* **What you will do**
Search the material below for the word "title". Copy every line where it is found.
—————
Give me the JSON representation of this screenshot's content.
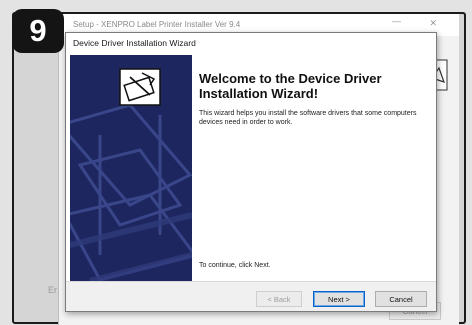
{
  "step": {
    "number": "9"
  },
  "background_window": {
    "title": "Setup - XENPRO Label Printer Installer Ver 9.4",
    "left_fragment": "Er",
    "cancel_label": "Cancel"
  },
  "wizard": {
    "title": "Device Driver Installation Wizard",
    "heading": "Welcome to the Device Driver Installation Wizard!",
    "description": "This wizard helps you install the software drivers that some computers devices need in order to work.",
    "continue_text": "To continue, click Next.",
    "buttons": {
      "back": "< Back",
      "next": "Next >",
      "cancel": "Cancel"
    },
    "sidebar_icon": "driver-install-icon"
  },
  "colors": {
    "sidebar": "#1e2660",
    "badge": "#141414",
    "default_button_border": "#0a64c8"
  }
}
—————
* **Reply**
    "title": "Setup - XENPRO Label Printer Installer Ver 9.4",
    "title": "Device Driver Installation Wizard",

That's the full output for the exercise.